In addition, the higher-end gold and leather designs for its Alta and Blaze wearables have gotten a September release date. Preorders for those are available now.
T-Mobile One Plus plan adds more tethering, HD video
T-Mobile has announced their One Plus plan as an add-on to the previously announced One plan.
One provides “unlimited” data, voice, and text messages, however there are limitations on tethering and HD video playback.
The One Plus add-on covers unlimited 4G LTE mobile hotspot data, unlimited HD video streaming (through day passes), and speeds that are twice as fast abroad when traveling to over 140 countries.
Tethering speeds under the standard plan have also been bumped up to 3G speeds.
One Plus will cost an extra $25/line/month, and will launch on Sept. 1.
Appeals court dismisses AT&T throttling lawsuit
A California federal appeals court dismissed a government lawsuit accusing AT&T of deception for throttling internet speeds for customers with unlimited data plans once their use exceeded certain limits.
The company could still face a fine from the Federal Communications Commission on the slowdowns.
“We’re pleased with the decision.”
-An AT&T spokesperson, in a statement
“We are disappointed with the ruling and are considering our options for moving forward.”
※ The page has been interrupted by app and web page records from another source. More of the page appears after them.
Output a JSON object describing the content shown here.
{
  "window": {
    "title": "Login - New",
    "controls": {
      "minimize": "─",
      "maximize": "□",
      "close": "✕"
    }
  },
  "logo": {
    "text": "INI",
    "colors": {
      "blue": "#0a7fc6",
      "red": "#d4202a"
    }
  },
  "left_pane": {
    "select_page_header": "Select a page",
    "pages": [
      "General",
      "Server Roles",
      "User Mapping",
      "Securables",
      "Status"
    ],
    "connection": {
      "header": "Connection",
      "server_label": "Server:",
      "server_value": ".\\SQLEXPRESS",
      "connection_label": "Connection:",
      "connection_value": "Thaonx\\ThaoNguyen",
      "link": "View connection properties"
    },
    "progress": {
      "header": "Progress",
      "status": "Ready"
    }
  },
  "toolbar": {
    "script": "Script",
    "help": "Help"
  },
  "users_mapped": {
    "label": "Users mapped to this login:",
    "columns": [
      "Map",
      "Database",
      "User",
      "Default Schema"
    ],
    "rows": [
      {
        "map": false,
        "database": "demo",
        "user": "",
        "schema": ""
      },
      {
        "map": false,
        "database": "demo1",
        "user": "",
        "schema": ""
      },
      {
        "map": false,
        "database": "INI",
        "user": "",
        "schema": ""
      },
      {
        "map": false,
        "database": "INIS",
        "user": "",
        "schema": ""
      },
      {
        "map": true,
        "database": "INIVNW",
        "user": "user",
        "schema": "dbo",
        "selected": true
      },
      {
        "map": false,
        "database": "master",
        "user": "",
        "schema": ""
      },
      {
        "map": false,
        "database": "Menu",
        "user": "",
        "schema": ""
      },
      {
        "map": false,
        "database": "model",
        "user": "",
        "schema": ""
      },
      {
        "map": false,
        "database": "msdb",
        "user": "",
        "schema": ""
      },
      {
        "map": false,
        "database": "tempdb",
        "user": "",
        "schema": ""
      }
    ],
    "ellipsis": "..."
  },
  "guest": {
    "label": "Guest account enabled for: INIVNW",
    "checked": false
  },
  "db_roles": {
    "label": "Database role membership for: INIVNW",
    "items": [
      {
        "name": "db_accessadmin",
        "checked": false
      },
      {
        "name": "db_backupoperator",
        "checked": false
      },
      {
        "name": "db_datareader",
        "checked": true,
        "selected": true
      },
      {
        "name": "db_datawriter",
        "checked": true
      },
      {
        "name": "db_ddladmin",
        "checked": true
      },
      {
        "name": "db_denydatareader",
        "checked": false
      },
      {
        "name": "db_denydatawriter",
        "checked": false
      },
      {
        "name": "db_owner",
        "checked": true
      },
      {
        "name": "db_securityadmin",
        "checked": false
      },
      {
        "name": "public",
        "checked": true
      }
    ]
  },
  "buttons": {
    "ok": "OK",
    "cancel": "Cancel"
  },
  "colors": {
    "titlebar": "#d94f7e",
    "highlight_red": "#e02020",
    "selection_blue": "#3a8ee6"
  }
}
-Jay Mayfield, Federal Trade Commission spokesperson
Microsoft launches new resources to reduce hate speech
Microsoft has pushed out new resources for users of its consumer products to reduce hate speech. Users can now communicate directly with the company to report hate speech, and petition for reinstating content.
“We will continue our ‘notice-and-takedown’ approach for removing prohibited content on hosted consumer services, and the new form aims to improve the quality and speed of our reviews.”
-Jacqueline Beauchere, Microsoft chief online safety officer
Square brings payment, capital offerings to TouchBistro, Vend customers
Square will now offer Vend and TouchBistro’s customers full access to Square’s platform, including its hardware, payments infrastructure, and financial service offerings.
The new integrations are open now to a limited group of businesses, but the plan is to roll it out to all existing and future companies using Vend and TouchBistro over the next few weeks.
Respondable helps you write better emails with AI
Baydin, the company being the Boomerang for Gmail plugin, has launched Respondable, a Gmail and Outlook plugin that uses artificial intelligence to predict email replies and make suggestions about how to improve your writing and strike the right tone. Integrated directly into your email client’s Compose window, the feature analyzes your writing style, taking factors like word count, politeness, subjectivity, question count, and reading level into consideration to help you get your point across.
The tool scores your message based on the likelihood of you receiving a response and the aforementioned factors. If one factor receives a poor ranking, Respondable will give customized advice to help improve it.
“We’re excited about the prospect of using machine learning to provide actionable writing advice based on data. Historically, authors of writing style guides have not have access to large samples of data about what kind of writing is effective…Second, a lot of recent news coverage about artificial intelligence has focused on the possibilities that machines can someday replace humans. Respondable doesn’t try to write important emails on your behalf. Instead, if helps you unlock your creativity. It’s an editor that works alongside you – and one that you can and should ignore when your judgment says otherwise.”
-Aye Moah, Baydin product chief
According to Baydin, no message data is transmitted. However, if you use Respondable’s advanced machine learning features, Boomerang will pass along message data with enterprise-grade encryption, analyze it on a secure server, and pass it back through encrypted communication channels. All data is “immediately discarded” from the company’s servers.
Respondable is free to use, but more advanced parameters will require a subscription to either Boomerang for Gmail’s Pro or Premium plans, which start at $15/month.